NOAA's GOES-U completes thermal vacuum testing
NOAA's GOES-U, the final satellite in the GOES-R Series of advanced geostationary environmental satellites, recently completed thermal vacuum (TVAC) testing as part of a rigorous assessment program to ensure the satellite can withstand the harsh conditions of launch and orbiting 22,236 miles above Earth's equator. The testing is taking place at Lockheed Martin Space's Littleton, Colorado, facility, where GOES-U was built.
The GOES-R program is a collaborative effort between NOAA and NASA. NASA builds and launches the satellites for NOAA, which operates them and distributes their data to users worldwide. The satellites provide critical data for weather forecasts and warnings, detecting and monitoring environmental hazards like fire, smoke, fog, volcanic ash, and dust, and monitoring solar activity and space weather.
During TVAC testing, GOES-U was placed in a large 29 feet by 65 feet chamber and subjected to a vast range of temperatures, soaring as high as 188 degrees Fahrenheit and dropping as low as minus 67 degrees Fahrenheit, to simulate the extreme temperatures of launch and the space environment. The fully integrated GOES-U satellite went through four cycles of TVAC, thoroughly testing the spacecraft bus and all seven instruments.
Next, GOES-U will undergo vibration testing, which mimics the stresses it will experience during launch, to ensure the satellite's structure has been designed and built to successfully deliver the instruments to orbit. GOES-U will also endure extremely high sound pressure of 138.4 decibels from high-intensity horns during acoustic testing, which will simulate the noises GOES-U will experience during launch. Shock testing will ensure the satellite can withstand the shocks encountered during separation from the launch vehicle and deployment of its solar panels. Finally, electromagnetic interference/compatibility testing will ensure electromagnetic radiation in space will not damage the satellite.

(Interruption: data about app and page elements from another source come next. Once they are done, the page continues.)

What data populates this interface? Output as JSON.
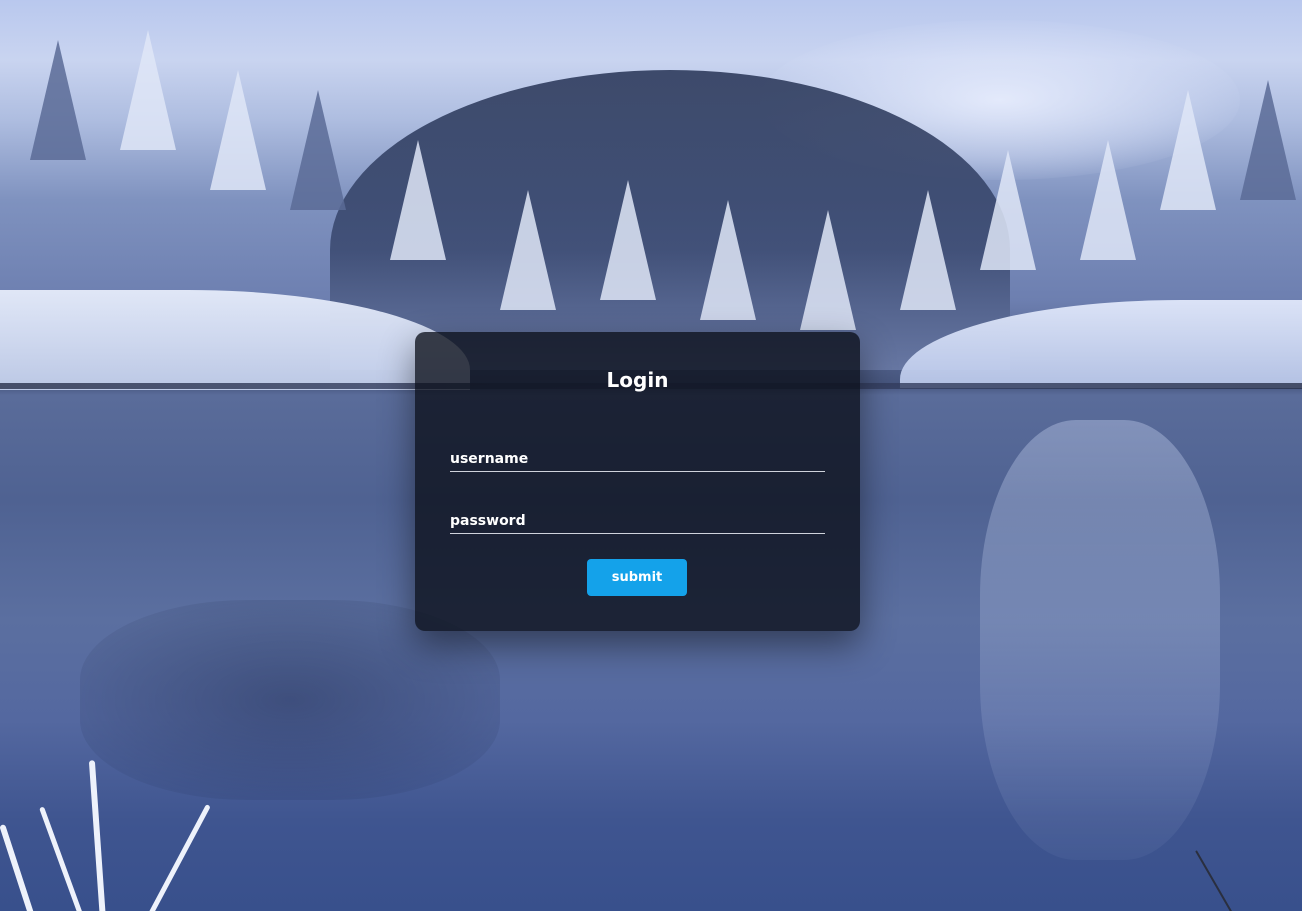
{
  "login": {
    "title": "Login",
    "username_placeholder": "username",
    "password_placeholder": "password",
    "submit_label": "submit"
  },
  "colors": {
    "button_accent": "#14a2ea",
    "card_background": "rgba(10,14,24,0.78)"
  }
}
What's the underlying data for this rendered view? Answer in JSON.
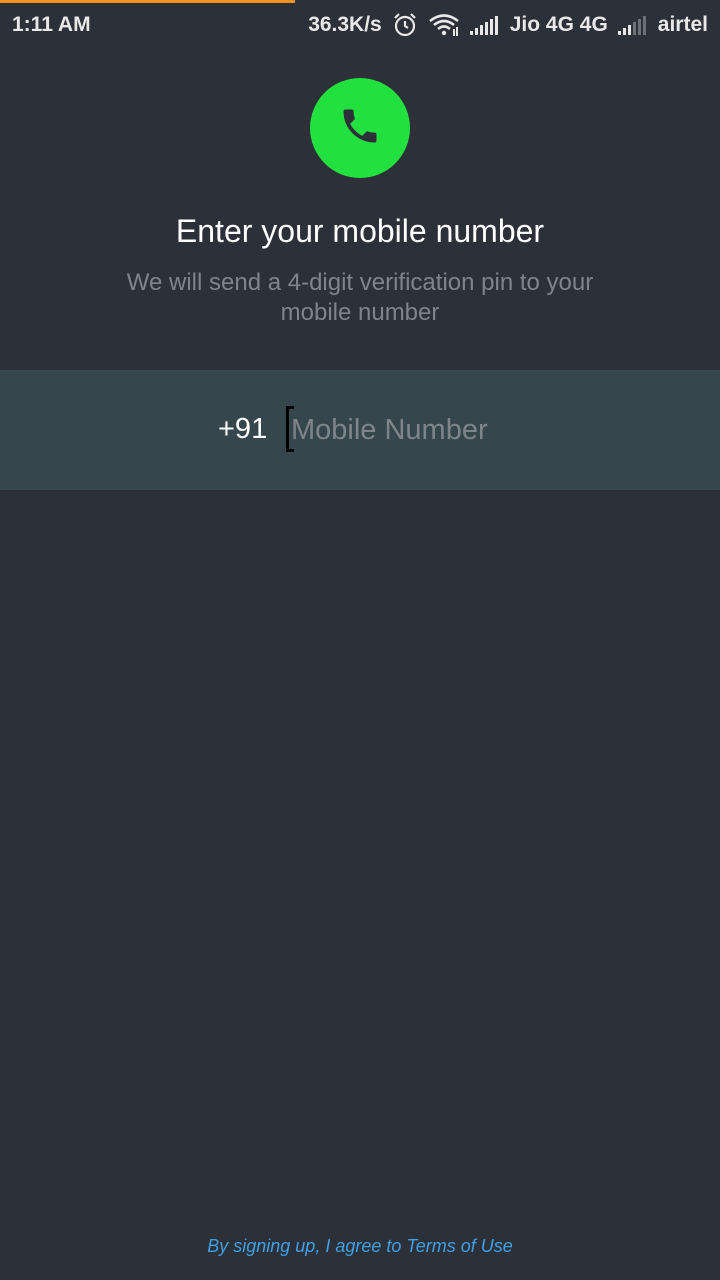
{
  "status_bar": {
    "time": "1:11 AM",
    "speed": "36.3K/s",
    "carrier_1": "Jio 4G 4G",
    "carrier_2": "airtel",
    "icons": [
      "alarm-icon",
      "wifi-icon",
      "signal-icon",
      "signal-weak-icon"
    ]
  },
  "header": {
    "icon": "phone-icon",
    "title": "Enter your mobile number",
    "subtitle": "We will send a 4-digit verification pin to your mobile number"
  },
  "phone_input": {
    "country_code": "+91",
    "placeholder": "Mobile Number",
    "value": ""
  },
  "footer": {
    "terms_text": "By signing up, I agree to Terms of Use"
  },
  "colors": {
    "background": "#2c3038",
    "input_band": "#36464d",
    "accent_green": "#22e03e",
    "link_blue": "#3fa0e8",
    "progress_orange": "#f7931e"
  }
}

At specific points during the environmental testing, the Mission Operations Support Team conducts end-to-end tests that command the satellite from the ground system. These end-to-end (ETE) tests validate the compatibility of flight and ground hardware, software, and communications interfaces in a mission operations context. Two GOES-U ETE tests are complete, and the team will conduct three additional ETE tests in 2023 and 2024.
GOES-U will continue the advanced imaging, lightning mapping, and space weather monitoring its sister satellites in the GOES-R Series provide and will also carry a new space weather monitoring instrument.
The Compact Coronagraph (CCOR) will image the solar corona (the outer layer of the sun's atmosphere) to help detect and characterize coronal mass ejections (CMEs). CMEs are large expulsions of plasma from the corona and are the primary cause of geomagnetic storms, which can cause widespread damage to power grids, satellites, and communication and navigation systems on Earth.
GOES-U, the final satellite in the GOES-R Series, is scheduled to launch in April 2024 from Cape Canaveral Space Force Station in Florida. The satellite will be renamed GOES-19 once it reaches geostationary orbit, approximately two weeks after launch.
The GOES-R Program is a four-satellite mission that includes GOES-R (GOES-16, launched in 2016), GOES-S (GOES-17, launched in 2018), GOES-T (GOES-18, launched in 2022), and GOES-U.
The GOES-R Series satellites are planned for operation into the 2030s. NOAA and NASA have begun work on the next-generation geostationary mission called Geostationary Extended Observations (GeoXO). GeoXO will continue observations provided by GOES-R and bring new capabilities to address our changing planet and the evolving needs of NOAA's data users.
Provided by NASA